WORK TO BE COMPLETED:
Each line with the string "search" is to be copied from the records below.
[RECORD SET — start]
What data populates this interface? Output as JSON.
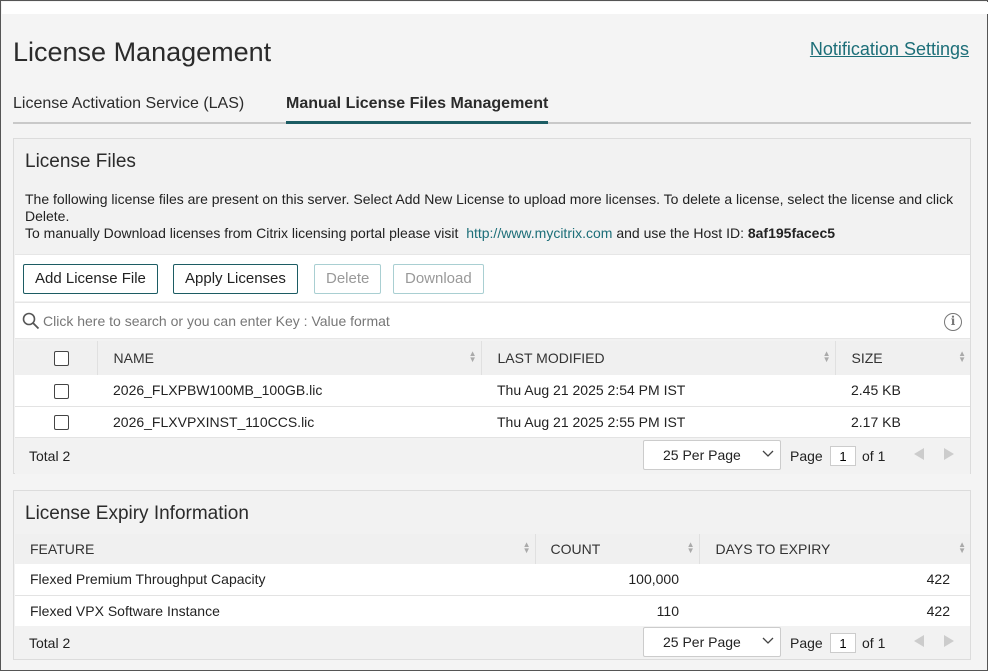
{
  "page": {
    "title": "License Management",
    "notification_link": "Notification Settings"
  },
  "tabs": [
    {
      "label": "License Activation Service (LAS)",
      "active": false
    },
    {
      "label": "Manual License Files Management",
      "active": true
    }
  ],
  "license_files": {
    "title": "License Files",
    "description_line1": "The following license files are present on this server. Select Add New License to upload more licenses. To delete a license, select the license and click Delete.",
    "description_line2_prefix": "To manually Download licenses from Citrix licensing portal please visit",
    "portal_link": "http://www.mycitrix.com",
    "description_line2_mid": "and use the Host ID:",
    "host_id": "8af195facec5",
    "buttons": {
      "add": "Add License File",
      "apply": "Apply Licenses",
      "delete": "Delete",
      "download": "Download"
    },
    "search_placeholder": "Click here to search or you can enter Key : Value format",
    "columns": [
      "NAME",
      "LAST MODIFIED",
      "SIZE"
    ],
    "rows": [
      {
        "name": "2026_FLXPBW100MB_100GB.lic",
        "modified": "Thu Aug 21 2025 2:54 PM IST",
        "size": "2.45 KB"
      },
      {
        "name": "2026_FLXVPXINST_110CCS.lic",
        "modified": "Thu Aug 21 2025 2:55 PM IST",
        "size": "2.17 KB"
      }
    ],
    "footer": {
      "total": "Total  2",
      "per_page": "25 Per Page",
      "page_label": "Page",
      "page_value": "1",
      "of_label": "of 1"
    }
  },
  "license_expiry": {
    "title": "License Expiry Information",
    "columns": [
      "FEATURE",
      "COUNT",
      "DAYS TO EXPIRY"
    ],
    "rows": [
      {
        "feature": "Flexed Premium Throughput Capacity",
        "count": "100,000",
        "days": "422"
      },
      {
        "feature": "Flexed VPX Software Instance",
        "count": "110",
        "days": "422"
      }
    ],
    "footer": {
      "total": "Total  2",
      "per_page": "25 Per Page",
      "page_label": "Page",
      "page_value": "1",
      "of_label": "of 1"
    }
  },
  "colors": {
    "accent": "#1c5c63",
    "link": "#1c6e78"
  },
  "icons": {
    "search": "search-icon",
    "info": "info-icon",
    "chevron": "chevron-down-icon",
    "prev": "prev-page-icon",
    "next": "next-page-icon"
  }
}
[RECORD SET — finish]
TASK OUTPUT:
    "search_placeholder": "Click here to search or you can enter Key : Value format",
    "search": "search-icon",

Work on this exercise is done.